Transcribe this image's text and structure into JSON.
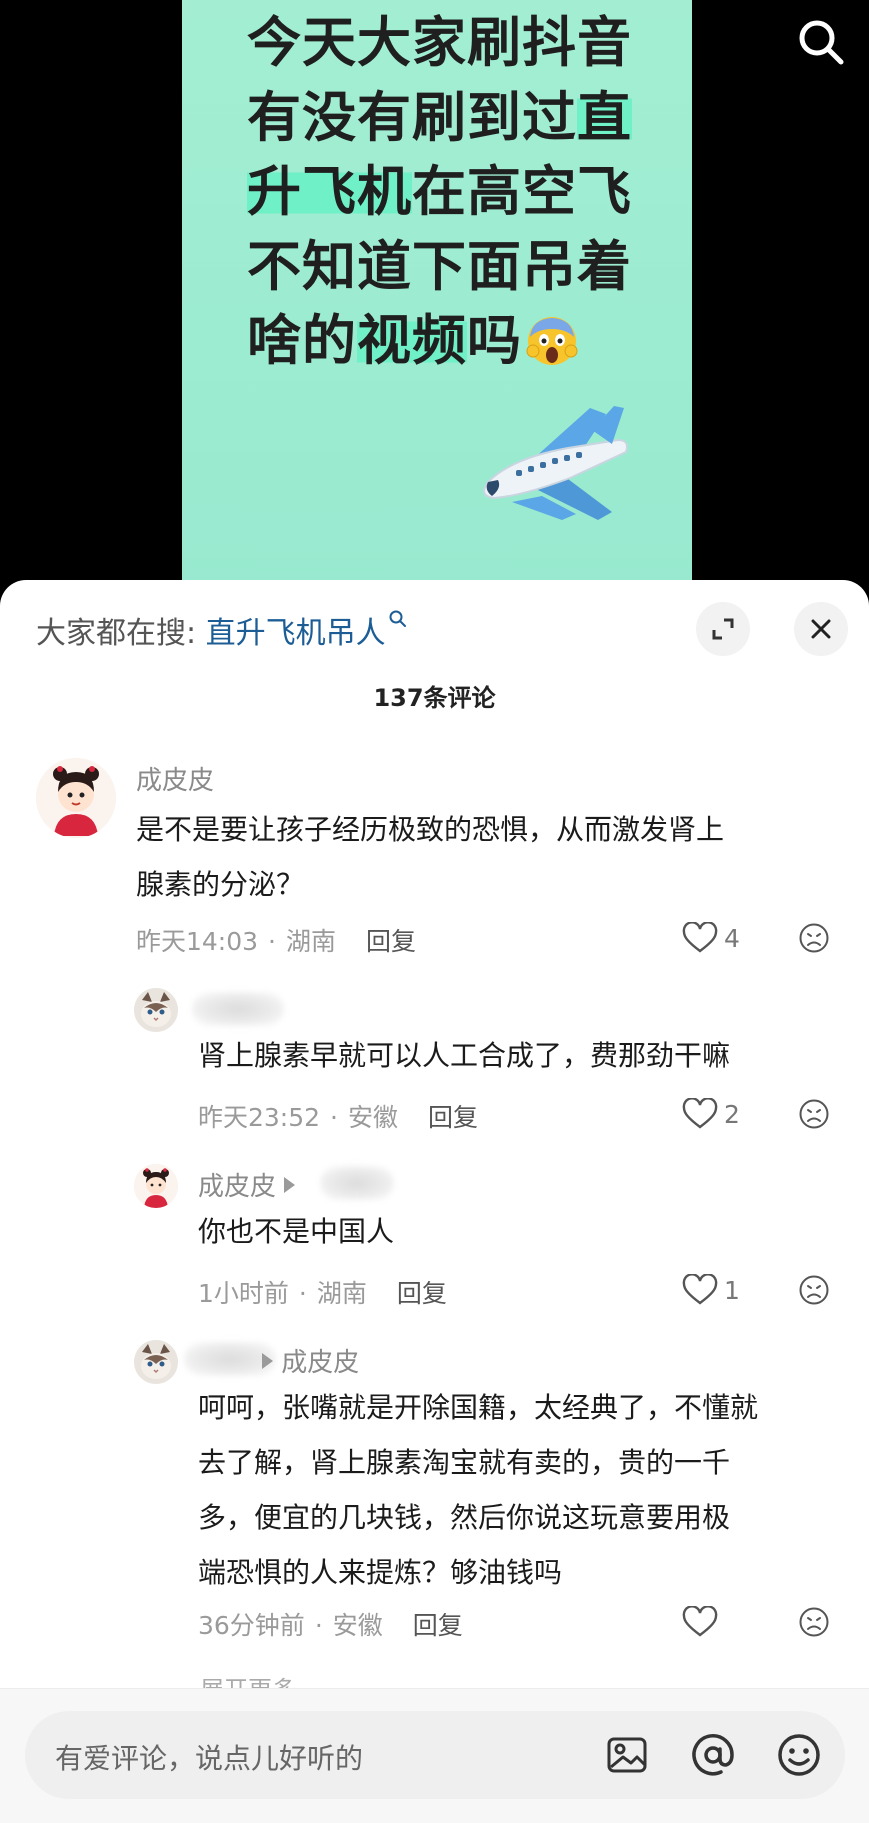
{
  "video": {
    "lines": [
      {
        "a": "今天大家刷抖音",
        "h": "",
        "b": ""
      },
      {
        "a": "有没有刷到过",
        "h": "直",
        "b": ""
      },
      {
        "a": "",
        "h": "升飞机",
        "b": "在高空飞"
      },
      {
        "a": "不知道下面吊着",
        "h": "",
        "b": ""
      },
      {
        "a": "啥的",
        "h": "视频",
        "b": "吗"
      }
    ]
  },
  "sheet": {
    "suggest_prefix": "大家都在搜: ",
    "suggest_term": "直升飞机吊人",
    "comment_count": "137条评论"
  },
  "comments": [
    {
      "name": "成皮皮",
      "lines": [
        "是不是要让孩子经历极致的恐惧，从而激发肾上",
        "腺素的分泌？"
      ],
      "time": "昨天14:03",
      "location": "湖南",
      "reply": "回复",
      "likes": "4"
    },
    {
      "lines": [
        "肾上腺素早就可以人工合成了，费那劲干嘛"
      ],
      "time": "昨天23:52",
      "location": "安徽",
      "reply": "回复",
      "likes": "2"
    },
    {
      "name": "成皮皮",
      "lines": [
        "你也不是中国人"
      ],
      "time": "1小时前",
      "location": "湖南",
      "reply": "回复",
      "likes": "1"
    },
    {
      "reply_to": "成皮皮",
      "lines": [
        "呵呵，张嘴就是开除国籍，太经典了，不懂就",
        "去了解，肾上腺素淘宝就有卖的，贵的一千",
        "多，便宜的几块钱，然后你说这玩意要用极",
        "端恐惧的人来提炼？够油钱吗"
      ],
      "time": "36分钟前",
      "location": "安徽",
      "reply": "回复",
      "likes": ""
    }
  ],
  "more_peek": "展开更多",
  "input": {
    "placeholder": "有爱评论，说点儿好听的"
  },
  "colors": {
    "video_bg": "#a3eed3",
    "highlight": "#6ff0c7",
    "link": "#1d5d96"
  },
  "icons": [
    "search-icon",
    "expand-icon",
    "close-icon",
    "heart-icon",
    "dislike-icon",
    "image-icon",
    "at-icon",
    "emoji-icon",
    "plane-emoji",
    "scream-emoji"
  ]
}
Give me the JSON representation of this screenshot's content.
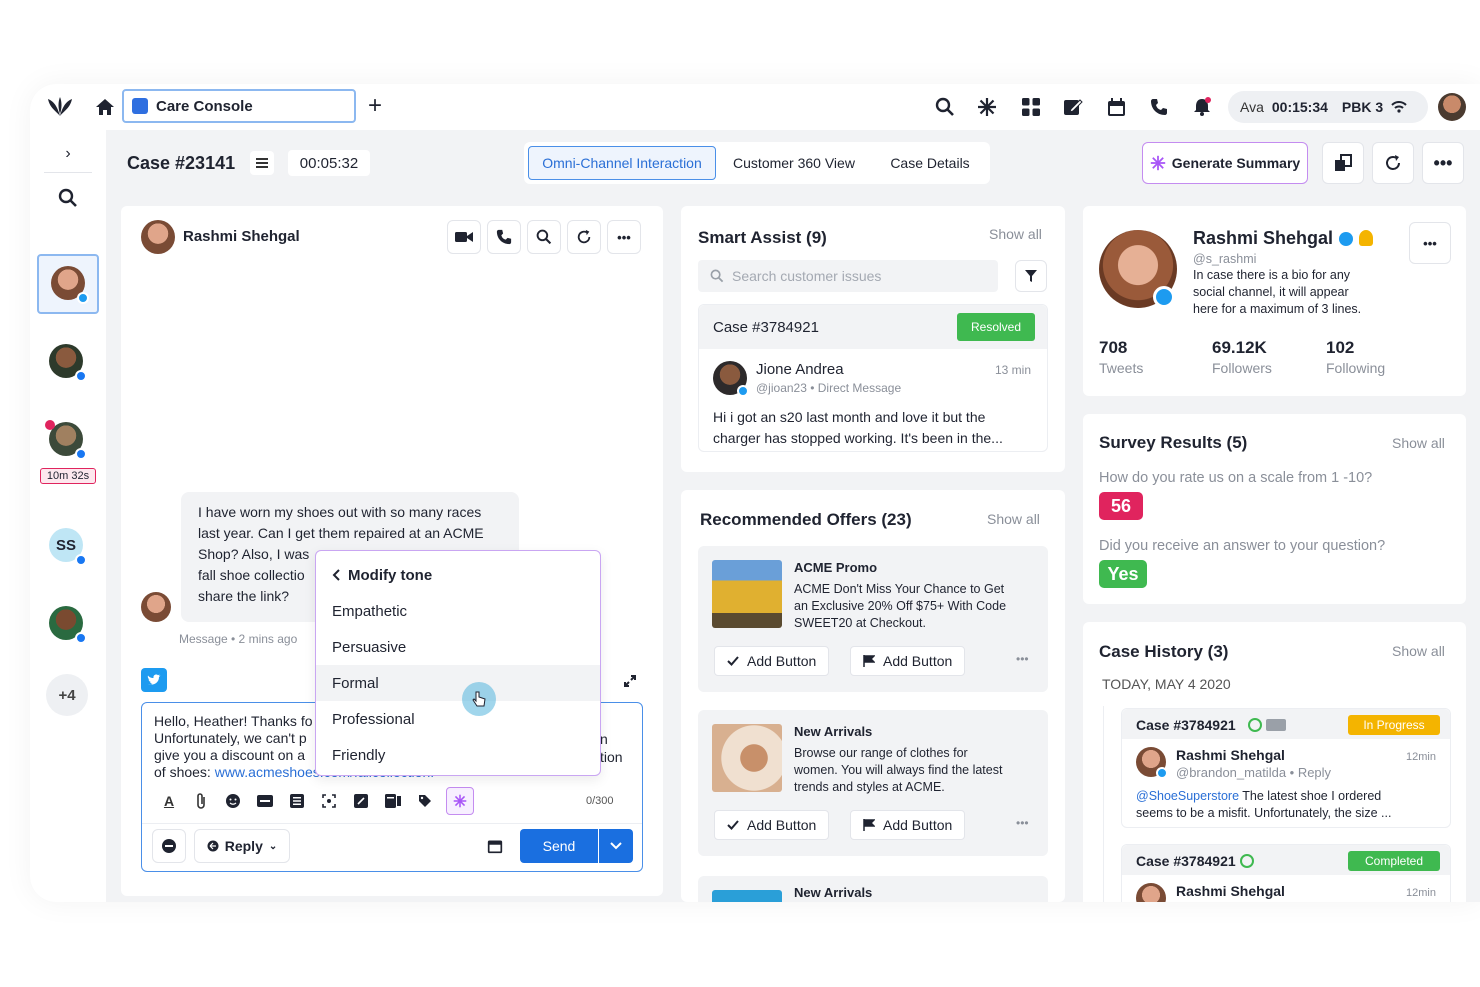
{
  "topbar": {
    "tab_title": "Care Console",
    "agent_name": "Ava",
    "timer": "00:15:34",
    "queue": "PBK 3"
  },
  "case": {
    "title": "Case #23141",
    "timer": "00:05:32",
    "tabs": [
      "Omni-Channel Interaction",
      "Customer 360 View",
      "Case Details"
    ],
    "generate_label": "Generate Summary"
  },
  "rail": {
    "timer_badge": "10m 32s",
    "ss_initials": "SS",
    "more_count": "+4"
  },
  "conversation": {
    "contact_name": "Rashmi Shehgal",
    "message_lines": [
      "I have worn my shoes out with so many races",
      "last year. Can I get them repaired at an ACME",
      "Shop? Also, I was",
      "fall shoe collectio",
      "share the link?"
    ],
    "message_meta": "Message • 2 mins ago",
    "reply_lines": [
      "Hello, Heather! Thanks fo",
      "Unfortunately, we can't p",
      "give you a discount on a",
      "of shoes: "
    ],
    "reply_link": "www.acmeshoes.com/fallcollection.",
    "reply_right_1": "n",
    "reply_right_2": "tion",
    "char_count": "0/300",
    "reply_label": "Reply",
    "send_label": "Send"
  },
  "tone_menu": {
    "title": "Modify tone",
    "options": [
      "Empathetic",
      "Persuasive",
      "Formal",
      "Professional",
      "Friendly"
    ],
    "highlighted": "Formal"
  },
  "smart_assist": {
    "title": "Smart Assist (9)",
    "show_all": "Show all",
    "search_placeholder": "Search customer issues",
    "case_id": "Case #3784921",
    "status": "Resolved",
    "author": "Jione Andrea",
    "time": "13 min",
    "handle": "@jioan23 • Direct Message",
    "text_1": "Hi i got an s20 last month and love it but the",
    "text_2": "charger has stopped working.  It's been in the..."
  },
  "offers": {
    "title": "Recommended Offers (23)",
    "show_all": "Show all",
    "items": [
      {
        "title": "ACME Promo",
        "lines": [
          "ACME Don't Miss Your Chance to Get",
          "an Exclusive 20% Off $75+ With Code",
          "SWEET20 at Checkout."
        ],
        "btn1": "Add Button",
        "btn2": "Add Button"
      },
      {
        "title": "New Arrivals",
        "lines": [
          "Browse our range of clothes for",
          "women. You will always find the latest",
          "trends and styles at ACME."
        ],
        "btn1": "Add Button",
        "btn2": "Add Button"
      },
      {
        "title": "New Arrivals"
      }
    ]
  },
  "profile": {
    "name": "Rashmi Shehgal",
    "handle": "@s_rashmi",
    "bio_lines": [
      "In case there is a bio for any",
      "social channel, it will appear",
      "here for a maximum of 3 lines."
    ],
    "stats": [
      {
        "value": "708",
        "label": "Tweets"
      },
      {
        "value": "69.12K",
        "label": "Followers"
      },
      {
        "value": "102",
        "label": "Following"
      }
    ]
  },
  "survey": {
    "title": "Survey Results (5)",
    "show_all": "Show all",
    "q1": "How do you rate us on a scale from 1 -10?",
    "a1": "56",
    "q2": "Did you receive an answer to your question?",
    "a2": "Yes"
  },
  "history": {
    "title": "Case History (3)",
    "show_all": "Show all",
    "date": "TODAY, MAY 4 2020",
    "items": [
      {
        "case": "Case #3784921",
        "status": "In Progress",
        "name": "Rashmi Shehgal",
        "time": "12min",
        "handle": "@brandon_matilda • Reply",
        "mention": "@ShoeSuperstore",
        "text_1": " The latest shoe I ordered",
        "text_2": "seems to be a misfit. Unfortunately, the size ..."
      },
      {
        "case": "Case #3784921",
        "status": "Completed",
        "name": "Rashmi Shehgal",
        "time": "12min"
      }
    ]
  },
  "colors": {
    "accent": "#0f6fde",
    "twitter": "#1d9bf0",
    "resolved": "#3fb950",
    "in_progress": "#f4b400",
    "survey_red": "#e0245e",
    "survey_green": "#3fb950",
    "purple": "#a855f7"
  }
}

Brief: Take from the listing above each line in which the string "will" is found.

Answer for this exercise:
          "women. You will always find the latest",
      "social channel, it will appear",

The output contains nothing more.